Component data from apps and pages
****

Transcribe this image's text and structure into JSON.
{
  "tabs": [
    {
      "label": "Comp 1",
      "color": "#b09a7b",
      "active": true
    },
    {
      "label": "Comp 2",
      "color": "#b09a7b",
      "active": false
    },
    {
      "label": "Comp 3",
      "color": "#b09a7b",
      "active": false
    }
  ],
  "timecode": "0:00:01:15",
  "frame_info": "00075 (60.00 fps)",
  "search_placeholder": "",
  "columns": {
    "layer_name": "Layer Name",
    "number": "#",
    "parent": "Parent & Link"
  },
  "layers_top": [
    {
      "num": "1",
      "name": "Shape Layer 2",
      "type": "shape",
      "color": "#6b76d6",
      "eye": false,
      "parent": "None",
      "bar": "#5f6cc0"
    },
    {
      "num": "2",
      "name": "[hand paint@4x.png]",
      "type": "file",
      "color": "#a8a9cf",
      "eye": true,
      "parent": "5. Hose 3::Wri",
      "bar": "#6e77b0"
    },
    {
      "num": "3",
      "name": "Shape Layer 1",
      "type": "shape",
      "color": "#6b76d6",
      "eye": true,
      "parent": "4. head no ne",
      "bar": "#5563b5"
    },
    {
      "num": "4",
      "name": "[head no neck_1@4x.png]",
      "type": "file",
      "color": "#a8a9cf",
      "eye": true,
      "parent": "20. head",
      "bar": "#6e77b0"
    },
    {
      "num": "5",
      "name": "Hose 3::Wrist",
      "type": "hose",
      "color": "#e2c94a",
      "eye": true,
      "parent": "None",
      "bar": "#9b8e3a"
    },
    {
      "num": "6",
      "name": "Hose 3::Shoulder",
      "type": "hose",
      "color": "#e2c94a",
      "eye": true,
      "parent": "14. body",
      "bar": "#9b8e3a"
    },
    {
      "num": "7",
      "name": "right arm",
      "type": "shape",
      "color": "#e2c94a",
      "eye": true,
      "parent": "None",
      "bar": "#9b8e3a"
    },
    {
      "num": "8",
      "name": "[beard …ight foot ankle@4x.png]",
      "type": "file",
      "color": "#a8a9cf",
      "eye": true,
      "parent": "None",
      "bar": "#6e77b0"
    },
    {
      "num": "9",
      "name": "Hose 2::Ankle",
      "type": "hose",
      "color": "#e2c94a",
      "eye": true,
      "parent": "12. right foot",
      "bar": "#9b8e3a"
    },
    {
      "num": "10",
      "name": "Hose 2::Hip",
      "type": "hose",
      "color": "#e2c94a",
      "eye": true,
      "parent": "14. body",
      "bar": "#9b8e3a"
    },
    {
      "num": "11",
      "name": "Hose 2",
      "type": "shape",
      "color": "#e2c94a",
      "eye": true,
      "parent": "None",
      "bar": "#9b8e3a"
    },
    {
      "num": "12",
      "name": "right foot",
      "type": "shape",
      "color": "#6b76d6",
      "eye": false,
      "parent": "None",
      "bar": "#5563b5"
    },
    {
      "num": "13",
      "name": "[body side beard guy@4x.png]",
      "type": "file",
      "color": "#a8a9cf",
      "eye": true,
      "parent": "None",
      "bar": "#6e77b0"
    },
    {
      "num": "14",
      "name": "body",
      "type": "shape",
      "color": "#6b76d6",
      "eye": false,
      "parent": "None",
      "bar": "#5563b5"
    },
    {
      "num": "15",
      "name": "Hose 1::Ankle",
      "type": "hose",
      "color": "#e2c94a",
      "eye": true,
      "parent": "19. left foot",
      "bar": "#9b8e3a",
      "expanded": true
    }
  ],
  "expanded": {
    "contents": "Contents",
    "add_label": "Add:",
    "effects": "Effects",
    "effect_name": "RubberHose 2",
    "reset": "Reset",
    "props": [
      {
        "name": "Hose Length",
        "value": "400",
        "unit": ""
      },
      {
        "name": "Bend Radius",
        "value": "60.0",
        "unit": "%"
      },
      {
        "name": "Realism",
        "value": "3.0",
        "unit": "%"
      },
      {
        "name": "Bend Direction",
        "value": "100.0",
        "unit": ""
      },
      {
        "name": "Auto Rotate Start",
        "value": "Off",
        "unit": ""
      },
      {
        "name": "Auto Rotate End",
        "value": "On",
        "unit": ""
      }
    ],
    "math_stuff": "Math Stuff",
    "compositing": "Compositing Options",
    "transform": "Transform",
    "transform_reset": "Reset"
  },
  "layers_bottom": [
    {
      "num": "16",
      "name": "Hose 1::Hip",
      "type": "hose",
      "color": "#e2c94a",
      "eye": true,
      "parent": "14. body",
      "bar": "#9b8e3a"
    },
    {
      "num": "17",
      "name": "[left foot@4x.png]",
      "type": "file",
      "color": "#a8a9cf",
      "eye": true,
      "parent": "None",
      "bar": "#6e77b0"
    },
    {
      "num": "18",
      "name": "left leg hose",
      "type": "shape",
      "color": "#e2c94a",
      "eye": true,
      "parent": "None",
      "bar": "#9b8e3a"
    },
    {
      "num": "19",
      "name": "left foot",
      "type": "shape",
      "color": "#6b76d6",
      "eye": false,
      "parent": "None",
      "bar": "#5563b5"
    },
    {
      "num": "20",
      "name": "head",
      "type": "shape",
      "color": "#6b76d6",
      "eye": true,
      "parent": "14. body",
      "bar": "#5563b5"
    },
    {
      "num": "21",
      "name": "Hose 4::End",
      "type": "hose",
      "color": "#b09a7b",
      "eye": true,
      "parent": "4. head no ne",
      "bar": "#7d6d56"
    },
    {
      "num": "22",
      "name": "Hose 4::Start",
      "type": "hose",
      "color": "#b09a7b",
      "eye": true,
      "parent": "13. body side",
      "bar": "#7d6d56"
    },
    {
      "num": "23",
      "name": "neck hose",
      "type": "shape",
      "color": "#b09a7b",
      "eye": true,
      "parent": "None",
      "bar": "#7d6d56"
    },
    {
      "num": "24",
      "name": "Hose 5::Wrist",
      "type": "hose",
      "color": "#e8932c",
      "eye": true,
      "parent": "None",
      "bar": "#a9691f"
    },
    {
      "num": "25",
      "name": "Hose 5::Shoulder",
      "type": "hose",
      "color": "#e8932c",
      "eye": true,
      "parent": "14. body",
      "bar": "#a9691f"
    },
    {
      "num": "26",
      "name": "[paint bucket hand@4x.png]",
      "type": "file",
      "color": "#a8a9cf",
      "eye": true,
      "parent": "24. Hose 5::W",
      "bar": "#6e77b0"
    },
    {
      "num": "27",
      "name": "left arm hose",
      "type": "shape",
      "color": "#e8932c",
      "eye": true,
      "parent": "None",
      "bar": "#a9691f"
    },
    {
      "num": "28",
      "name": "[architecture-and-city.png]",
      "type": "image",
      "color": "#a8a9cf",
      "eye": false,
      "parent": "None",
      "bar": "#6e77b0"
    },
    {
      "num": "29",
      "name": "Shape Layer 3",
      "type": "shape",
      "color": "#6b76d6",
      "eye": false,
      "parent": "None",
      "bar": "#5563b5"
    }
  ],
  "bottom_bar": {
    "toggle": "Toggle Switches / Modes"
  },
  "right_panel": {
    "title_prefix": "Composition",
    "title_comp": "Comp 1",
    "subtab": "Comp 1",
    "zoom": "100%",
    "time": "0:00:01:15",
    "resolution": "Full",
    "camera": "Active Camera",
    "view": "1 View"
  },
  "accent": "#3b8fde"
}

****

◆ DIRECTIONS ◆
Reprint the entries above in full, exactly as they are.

◆ REPLY ◆
Transcribe this image's text and structure into JSON.
{
  "tabs": [
    {
      "label": "Comp 1",
      "color": "#b09a7b",
      "active": true
    },
    {
      "label": "Comp 2",
      "color": "#b09a7b",
      "active": false
    },
    {
      "label": "Comp 3",
      "color": "#b09a7b",
      "active": false
    }
  ],
  "timecode": "0:00:01:15",
  "frame_info": "00075 (60.00 fps)",
  "search_placeholder": "",
  "columns": {
    "layer_name": "Layer Name",
    "number": "#",
    "parent": "Parent & Link"
  },
  "layers_top": [
    {
      "num": "1",
      "name": "Shape Layer 2",
      "type": "shape",
      "color": "#6b76d6",
      "eye": false,
      "parent": "None",
      "bar": "#5f6cc0"
    },
    {
      "num": "2",
      "name": "[hand paint@4x.png]",
      "type": "file",
      "color": "#a8a9cf",
      "eye": true,
      "parent": "5. Hose 3::Wri",
      "bar": "#6e77b0"
    },
    {
      "num": "3",
      "name": "Shape Layer 1",
      "type": "shape",
      "color": "#6b76d6",
      "eye": true,
      "parent": "4. head no ne",
      "bar": "#5563b5"
    },
    {
      "num": "4",
      "name": "[head no neck_1@4x.png]",
      "type": "file",
      "color": "#a8a9cf",
      "eye": true,
      "parent": "20. head",
      "bar": "#6e77b0"
    },
    {
      "num": "5",
      "name": "Hose 3::Wrist",
      "type": "hose",
      "color": "#e2c94a",
      "eye": true,
      "parent": "None",
      "bar": "#9b8e3a"
    },
    {
      "num": "6",
      "name": "Hose 3::Shoulder",
      "type": "hose",
      "color": "#e2c94a",
      "eye": true,
      "parent": "14. body",
      "bar": "#9b8e3a"
    },
    {
      "num": "7",
      "name": "right arm",
      "type": "shape",
      "color": "#e2c94a",
      "eye": true,
      "parent": "None",
      "bar": "#9b8e3a"
    },
    {
      "num": "8",
      "name": "[beard …ight foot ankle@4x.png]",
      "type": "file",
      "color": "#a8a9cf",
      "eye": true,
      "parent": "None",
      "bar": "#6e77b0"
    },
    {
      "num": "9",
      "name": "Hose 2::Ankle",
      "type": "hose",
      "color": "#e2c94a",
      "eye": true,
      "parent": "12. right foot",
      "bar": "#9b8e3a"
    },
    {
      "num": "10",
      "name": "Hose 2::Hip",
      "type": "hose",
      "color": "#e2c94a",
      "eye": true,
      "parent": "14. body",
      "bar": "#9b8e3a"
    },
    {
      "num": "11",
      "name": "Hose 2",
      "type": "shape",
      "color": "#e2c94a",
      "eye": true,
      "parent": "None",
      "bar": "#9b8e3a"
    },
    {
      "num": "12",
      "name": "right foot",
      "type": "shape",
      "color": "#6b76d6",
      "eye": false,
      "parent": "None",
      "bar": "#5563b5"
    },
    {
      "num": "13",
      "name": "[body side beard guy@4x.png]",
      "type": "file",
      "color": "#a8a9cf",
      "eye": true,
      "parent": "None",
      "bar": "#6e77b0"
    },
    {
      "num": "14",
      "name": "body",
      "type": "shape",
      "color": "#6b76d6",
      "eye": false,
      "parent": "None",
      "bar": "#5563b5"
    },
    {
      "num": "15",
      "name": "Hose 1::Ankle",
      "type": "hose",
      "color": "#e2c94a",
      "eye": true,
      "parent": "19. left foot",
      "bar": "#9b8e3a",
      "expanded": true
    }
  ],
  "expanded": {
    "contents": "Contents",
    "add_label": "Add:",
    "effects": "Effects",
    "effect_name": "RubberHose 2",
    "reset": "Reset",
    "props": [
      {
        "name": "Hose Length",
        "value": "400",
        "unit": ""
      },
      {
        "name": "Bend Radius",
        "value": "60.0",
        "unit": "%"
      },
      {
        "name": "Realism",
        "value": "3.0",
        "unit": "%"
      },
      {
        "name": "Bend Direction",
        "value": "100.0",
        "unit": ""
      },
      {
        "name": "Auto Rotate Start",
        "value": "Off",
        "unit": ""
      },
      {
        "name": "Auto Rotate End",
        "value": "On",
        "unit": ""
      }
    ],
    "math_stuff": "Math Stuff",
    "compositing": "Compositing Options",
    "transform": "Transform",
    "transform_reset": "Reset"
  },
  "layers_bottom": [
    {
      "num": "16",
      "name": "Hose 1::Hip",
      "type": "hose",
      "color": "#e2c94a",
      "eye": true,
      "parent": "14. body",
      "bar": "#9b8e3a"
    },
    {
      "num": "17",
      "name": "[left foot@4x.png]",
      "type": "file",
      "color": "#a8a9cf",
      "eye": true,
      "parent": "None",
      "bar": "#6e77b0"
    },
    {
      "num": "18",
      "name": "left leg hose",
      "type": "shape",
      "color": "#e2c94a",
      "eye": true,
      "parent": "None",
      "bar": "#9b8e3a"
    },
    {
      "num": "19",
      "name": "left foot",
      "type": "shape",
      "color": "#6b76d6",
      "eye": false,
      "parent": "None",
      "bar": "#5563b5"
    },
    {
      "num": "20",
      "name": "head",
      "type": "shape",
      "color": "#6b76d6",
      "eye": true,
      "parent": "14. body",
      "bar": "#5563b5"
    },
    {
      "num": "21",
      "name": "Hose 4::End",
      "type": "hose",
      "color": "#b09a7b",
      "eye": true,
      "parent": "4. head no ne",
      "bar": "#7d6d56"
    },
    {
      "num": "22",
      "name": "Hose 4::Start",
      "type": "hose",
      "color": "#b09a7b",
      "eye": true,
      "parent": "13. body side",
      "bar": "#7d6d56"
    },
    {
      "num": "23",
      "name": "neck hose",
      "type": "shape",
      "color": "#b09a7b",
      "eye": true,
      "parent": "None",
      "bar": "#7d6d56"
    },
    {
      "num": "24",
      "name": "Hose 5::Wrist",
      "type": "hose",
      "color": "#e8932c",
      "eye": true,
      "parent": "None",
      "bar": "#a9691f"
    },
    {
      "num": "25",
      "name": "Hose 5::Shoulder",
      "type": "hose",
      "color": "#e8932c",
      "eye": true,
      "parent": "14. body",
      "bar": "#a9691f"
    },
    {
      "num": "26",
      "name": "[paint bucket hand@4x.png]",
      "type": "file",
      "color": "#a8a9cf",
      "eye": true,
      "parent": "24. Hose 5::W",
      "bar": "#6e77b0"
    },
    {
      "num": "27",
      "name": "left arm hose",
      "type": "shape",
      "color": "#e8932c",
      "eye": true,
      "parent": "None",
      "bar": "#a9691f"
    },
    {
      "num": "28",
      "name": "[architecture-and-city.png]",
      "type": "image",
      "color": "#a8a9cf",
      "eye": false,
      "parent": "None",
      "bar": "#6e77b0"
    },
    {
      "num": "29",
      "name": "Shape Layer 3",
      "type": "shape",
      "color": "#6b76d6",
      "eye": false,
      "parent": "None",
      "bar": "#5563b5"
    }
  ],
  "bottom_bar": {
    "toggle": "Toggle Switches / Modes"
  },
  "right_panel": {
    "title_prefix": "Composition",
    "title_comp": "Comp 1",
    "subtab": "Comp 1",
    "zoom": "100%",
    "time": "0:00:01:15",
    "resolution": "Full",
    "camera": "Active Camera",
    "view": "1 View"
  },
  "accent": "#3b8fde"
}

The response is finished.